On the flip side, one of the longest sentences ever written is the 36 page, 3,687 word monologue by Molly Bloom in Ulysses by James Joyce.
Now, I would never dare to say that I could write better than some of the author’s examples we’re going to use, but they’re famously long sentences that we’re going to work on shortening.
Keep in mind, some of these sentences will arguably lose some of their details and flair.
First example: Northanger Abbey by Jane Austen
The original text:
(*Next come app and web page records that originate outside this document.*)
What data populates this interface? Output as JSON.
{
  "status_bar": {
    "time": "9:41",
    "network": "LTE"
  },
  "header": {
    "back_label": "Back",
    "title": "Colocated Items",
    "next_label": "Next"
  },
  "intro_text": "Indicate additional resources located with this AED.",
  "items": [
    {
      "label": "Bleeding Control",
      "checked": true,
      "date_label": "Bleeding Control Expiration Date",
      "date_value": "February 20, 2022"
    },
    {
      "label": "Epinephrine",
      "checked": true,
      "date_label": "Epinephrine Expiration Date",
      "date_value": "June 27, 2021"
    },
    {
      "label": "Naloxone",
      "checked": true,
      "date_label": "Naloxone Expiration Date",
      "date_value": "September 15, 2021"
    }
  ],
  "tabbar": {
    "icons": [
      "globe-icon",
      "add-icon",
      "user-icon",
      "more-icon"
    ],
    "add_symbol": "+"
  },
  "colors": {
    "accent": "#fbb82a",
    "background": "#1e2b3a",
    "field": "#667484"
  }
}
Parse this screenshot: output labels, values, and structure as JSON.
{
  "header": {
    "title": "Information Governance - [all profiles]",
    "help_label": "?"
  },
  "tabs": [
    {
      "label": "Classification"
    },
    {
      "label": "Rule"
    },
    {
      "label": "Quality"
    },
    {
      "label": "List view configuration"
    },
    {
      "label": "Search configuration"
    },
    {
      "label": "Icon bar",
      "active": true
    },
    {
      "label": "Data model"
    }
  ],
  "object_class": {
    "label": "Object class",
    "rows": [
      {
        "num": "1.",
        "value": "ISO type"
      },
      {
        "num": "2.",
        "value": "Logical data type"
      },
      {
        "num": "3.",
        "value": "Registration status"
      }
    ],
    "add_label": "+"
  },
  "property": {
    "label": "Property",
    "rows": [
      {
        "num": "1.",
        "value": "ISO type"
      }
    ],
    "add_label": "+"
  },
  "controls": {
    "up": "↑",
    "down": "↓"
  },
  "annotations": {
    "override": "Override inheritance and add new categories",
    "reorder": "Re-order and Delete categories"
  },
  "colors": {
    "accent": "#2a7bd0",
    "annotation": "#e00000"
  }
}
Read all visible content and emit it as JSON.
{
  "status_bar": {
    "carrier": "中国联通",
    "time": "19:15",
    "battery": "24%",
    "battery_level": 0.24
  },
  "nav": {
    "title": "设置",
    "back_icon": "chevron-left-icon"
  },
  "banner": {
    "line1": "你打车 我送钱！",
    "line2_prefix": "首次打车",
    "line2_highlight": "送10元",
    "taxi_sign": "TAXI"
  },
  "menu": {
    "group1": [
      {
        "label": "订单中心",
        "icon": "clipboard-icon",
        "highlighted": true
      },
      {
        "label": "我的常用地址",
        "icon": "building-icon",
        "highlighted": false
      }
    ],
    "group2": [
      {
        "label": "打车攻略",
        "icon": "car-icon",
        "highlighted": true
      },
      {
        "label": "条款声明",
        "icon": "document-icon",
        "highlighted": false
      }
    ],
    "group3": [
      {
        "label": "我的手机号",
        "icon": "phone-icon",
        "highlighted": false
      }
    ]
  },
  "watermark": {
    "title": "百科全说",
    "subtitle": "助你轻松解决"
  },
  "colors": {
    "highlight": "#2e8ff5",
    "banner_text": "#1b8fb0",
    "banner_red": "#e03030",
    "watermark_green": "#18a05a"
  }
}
“Her plan for the morning thus settled, she sat quietly down to her book after breakfast, resolving to remain in the same place and the same employment until the clock struck one; and from habitude very little inconvenienced by the remarks and ejaculations of Mrs. Allen, whose vacancy of mind and incapacity for thinking were such, that as she never talked a great deal, so she could never be entirely silent; and, therefore, while she sat at her work, if she lost her needle or broke her thread, if she heard a carriage in the street, or saw a speck upon her gown, she must observe it aloud, whether there were anyone at leisure to answer her or not.”
Her plan for the morning was settled. She decided to stay in the same place until the clock struck one and would discuss out loud what she observed that day.
Second example: The Jazz Age by F. Scott Fitzgerald
The original text:
“Sometimes, though, there is a ghostly rumble among the drums, an asthmatic whisper in the trombones that swings me back into the early twenties when we drank wood alcohol and every day in every way grew better and better, and there was a first abortive shortening of the skirts, and girls all looked alike in sweater dresses, and people you didn’t want to know said ‘Yes, we have no bananas’, and it seemed only a question of a few years before the older people would step aside and let the world be run by those who saw things as they were and it all seems rosy and romantic to us who were young then, because we will never feel quite so intensely about our surroundings any more.”
There is a ghostly rumble among the drums that swing me back into the early twenties when we drank wood alcohol. It seemed only a question of a few years before the older people would step aside and let the world be run by those who saw things as they were. It all seems rosy and romantic to us who were young then, because we will never feel quite so intensely about our surroundings any more.
Third example: Rabbit, Run by John Updike
“But then they were married (she felt awful about being pregnant before but Harry had been talking about marriage for a while and anyway laughed when she told him in early February about missing her period and said Great she was terribly frightened and he said Great and lifted her put his arms around under her bottom and lifted her like you would a child he could be so wonderful when you didn’t expect it in a way it seemed important that you didn’t expect it there was so much nice in him she couldn’t explain to anybody she had been so frightened about being pregnant and he made her be proud) they were married after her missing her second period in March and she was still little clumsy dark-complected Janice Springer and her husband was a conceited lunk who wasn’t good for anything in the world Daddy said and the feeling of being alone would melt a little with a little drink.”
By then, they were married. She felt awful about being pregnant before, but Harry had been talking about marriage for a while and was excited when she told him.
With every kind of writing, it’s essential that you decide as the author what is truly important to keep in.
Looking for more resources?
If you’re looking for more tips and resources to improve your writing, these can help.
- On Writing Well – William Zinsser (book)
- On Writing: A Memoir of the Craft – Stephen King (book)
- Elements of Style – William Strunk Jr. and EB White (book)
- ProWritingAid (grammar software tool)
- Grammarly (grammar software tool)